This class of insecticides includes Nitenpyram, Dinotefuran, Thiamethoxam, Thiacloprid, Clothianidin, Acetimacloprid, and Imidacloprid. Many of the more well-known pesticides for gardens contain one or more of these substances. The same is true for quite a few products meant for lawn care. You should also keep your eyes peeled for insecticides that contain Cyantraniliprole, Flupyradifurone, and Sulfoxaflor, as these are the newest generation of insecticides in this class.

If you are among the millions of people who want to save the bees, you need to try to find natural options for controlling pests. These might include putting bird houses up or blasting the aphids with your water hose. You might even put a ladybird/ladybug house near the plants that have aphids. You should also keep in mind that wasps are friends to gardeners and most species of insects are either harmless or beneficial.

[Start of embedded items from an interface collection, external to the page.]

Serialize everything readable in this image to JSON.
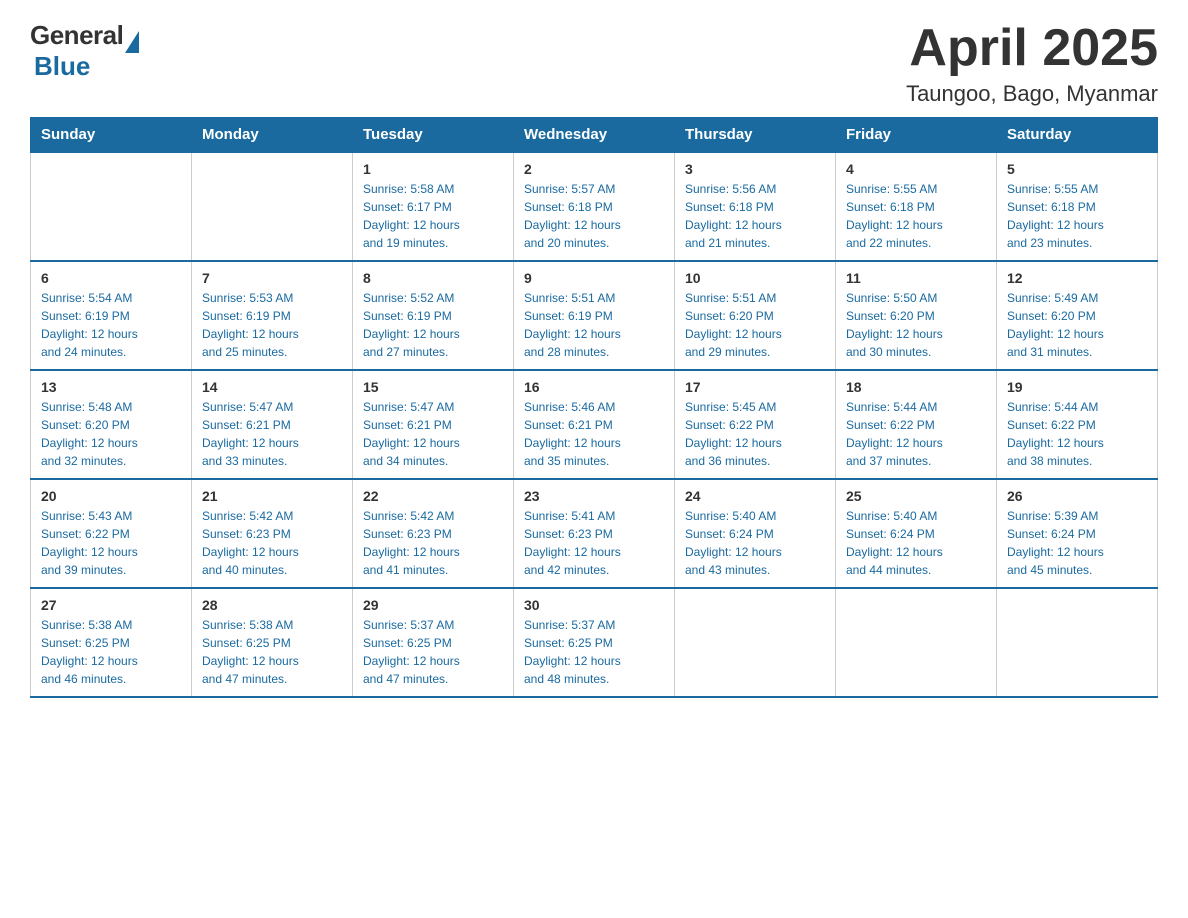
{
  "header": {
    "logo_general": "General",
    "logo_blue": "Blue",
    "month_title": "April 2025",
    "location": "Taungoo, Bago, Myanmar"
  },
  "days_of_week": [
    "Sunday",
    "Monday",
    "Tuesday",
    "Wednesday",
    "Thursday",
    "Friday",
    "Saturday"
  ],
  "weeks": [
    [
      {
        "day": "",
        "info": ""
      },
      {
        "day": "",
        "info": ""
      },
      {
        "day": "1",
        "info": "Sunrise: 5:58 AM\nSunset: 6:17 PM\nDaylight: 12 hours\nand 19 minutes."
      },
      {
        "day": "2",
        "info": "Sunrise: 5:57 AM\nSunset: 6:18 PM\nDaylight: 12 hours\nand 20 minutes."
      },
      {
        "day": "3",
        "info": "Sunrise: 5:56 AM\nSunset: 6:18 PM\nDaylight: 12 hours\nand 21 minutes."
      },
      {
        "day": "4",
        "info": "Sunrise: 5:55 AM\nSunset: 6:18 PM\nDaylight: 12 hours\nand 22 minutes."
      },
      {
        "day": "5",
        "info": "Sunrise: 5:55 AM\nSunset: 6:18 PM\nDaylight: 12 hours\nand 23 minutes."
      }
    ],
    [
      {
        "day": "6",
        "info": "Sunrise: 5:54 AM\nSunset: 6:19 PM\nDaylight: 12 hours\nand 24 minutes."
      },
      {
        "day": "7",
        "info": "Sunrise: 5:53 AM\nSunset: 6:19 PM\nDaylight: 12 hours\nand 25 minutes."
      },
      {
        "day": "8",
        "info": "Sunrise: 5:52 AM\nSunset: 6:19 PM\nDaylight: 12 hours\nand 27 minutes."
      },
      {
        "day": "9",
        "info": "Sunrise: 5:51 AM\nSunset: 6:19 PM\nDaylight: 12 hours\nand 28 minutes."
      },
      {
        "day": "10",
        "info": "Sunrise: 5:51 AM\nSunset: 6:20 PM\nDaylight: 12 hours\nand 29 minutes."
      },
      {
        "day": "11",
        "info": "Sunrise: 5:50 AM\nSunset: 6:20 PM\nDaylight: 12 hours\nand 30 minutes."
      },
      {
        "day": "12",
        "info": "Sunrise: 5:49 AM\nSunset: 6:20 PM\nDaylight: 12 hours\nand 31 minutes."
      }
    ],
    [
      {
        "day": "13",
        "info": "Sunrise: 5:48 AM\nSunset: 6:20 PM\nDaylight: 12 hours\nand 32 minutes."
      },
      {
        "day": "14",
        "info": "Sunrise: 5:47 AM\nSunset: 6:21 PM\nDaylight: 12 hours\nand 33 minutes."
      },
      {
        "day": "15",
        "info": "Sunrise: 5:47 AM\nSunset: 6:21 PM\nDaylight: 12 hours\nand 34 minutes."
      },
      {
        "day": "16",
        "info": "Sunrise: 5:46 AM\nSunset: 6:21 PM\nDaylight: 12 hours\nand 35 minutes."
      },
      {
        "day": "17",
        "info": "Sunrise: 5:45 AM\nSunset: 6:22 PM\nDaylight: 12 hours\nand 36 minutes."
      },
      {
        "day": "18",
        "info": "Sunrise: 5:44 AM\nSunset: 6:22 PM\nDaylight: 12 hours\nand 37 minutes."
      },
      {
        "day": "19",
        "info": "Sunrise: 5:44 AM\nSunset: 6:22 PM\nDaylight: 12 hours\nand 38 minutes."
      }
    ],
    [
      {
        "day": "20",
        "info": "Sunrise: 5:43 AM\nSunset: 6:22 PM\nDaylight: 12 hours\nand 39 minutes."
      },
      {
        "day": "21",
        "info": "Sunrise: 5:42 AM\nSunset: 6:23 PM\nDaylight: 12 hours\nand 40 minutes."
      },
      {
        "day": "22",
        "info": "Sunrise: 5:42 AM\nSunset: 6:23 PM\nDaylight: 12 hours\nand 41 minutes."
      },
      {
        "day": "23",
        "info": "Sunrise: 5:41 AM\nSunset: 6:23 PM\nDaylight: 12 hours\nand 42 minutes."
      },
      {
        "day": "24",
        "info": "Sunrise: 5:40 AM\nSunset: 6:24 PM\nDaylight: 12 hours\nand 43 minutes."
      },
      {
        "day": "25",
        "info": "Sunrise: 5:40 AM\nSunset: 6:24 PM\nDaylight: 12 hours\nand 44 minutes."
      },
      {
        "day": "26",
        "info": "Sunrise: 5:39 AM\nSunset: 6:24 PM\nDaylight: 12 hours\nand 45 minutes."
      }
    ],
    [
      {
        "day": "27",
        "info": "Sunrise: 5:38 AM\nSunset: 6:25 PM\nDaylight: 12 hours\nand 46 minutes."
      },
      {
        "day": "28",
        "info": "Sunrise: 5:38 AM\nSunset: 6:25 PM\nDaylight: 12 hours\nand 47 minutes."
      },
      {
        "day": "29",
        "info": "Sunrise: 5:37 AM\nSunset: 6:25 PM\nDaylight: 12 hours\nand 47 minutes."
      },
      {
        "day": "30",
        "info": "Sunrise: 5:37 AM\nSunset: 6:25 PM\nDaylight: 12 hours\nand 48 minutes."
      },
      {
        "day": "",
        "info": ""
      },
      {
        "day": "",
        "info": ""
      },
      {
        "day": "",
        "info": ""
      }
    ]
  ]
}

Another unfortunate thing is that a lot of the plants you can buy from garden centers were grown using these insecticides. We can all ask the local retailers why they won’t ban them.

Is there anything else you can do to save the bees? Of course, there is. You can:

  • Keep in mind that most of the best flowers for the bees can be grown from seeds.
  • If you will be purchasing seeds, bulbs, and/or plants, get them from suppliers that are organic.
  • Trade plants with gardeners who also want to save the bees and go to plant fairs where you can actually talk to the gardeners.

Eat Organic Foods

Neonicotinoid and other pesticides in its class are widely used when it comes to agricultural crops of foods. These are the ones that wind up on the shelves in your local grocery stores. Maybe the time is now for you to begin growing your own veggies and fruits that will be free from pesticides. You might be surprised at just how many green beans and courgettes you will be able to grow in just a couple of pots outside your door. You can also grow quite a few herbs easily.

If you have a brown thumb or no space to grow your own food, you can always by organic produce when you are doing your shopping, even if it is only a single item, because every little bit helps.

When you buy a product, you are essentially casting a vote.

If you purchase at least a bit of organic food, your purchases and everyone else’s will be sending a message to the retailers, which then goes on to the farmers.

It is that simple.

Sources

  1. Lady Freethinker, How to Plant Your Garden to Save the Bees
  2. New York Bee Sanctuary, 10 Ways You can Help Save the Bees
  3. Queen of the Sun, Ten Things You can do to Help Bees
  4. DIY Natural, Simple Ways You Can Help to Save the Honey Bees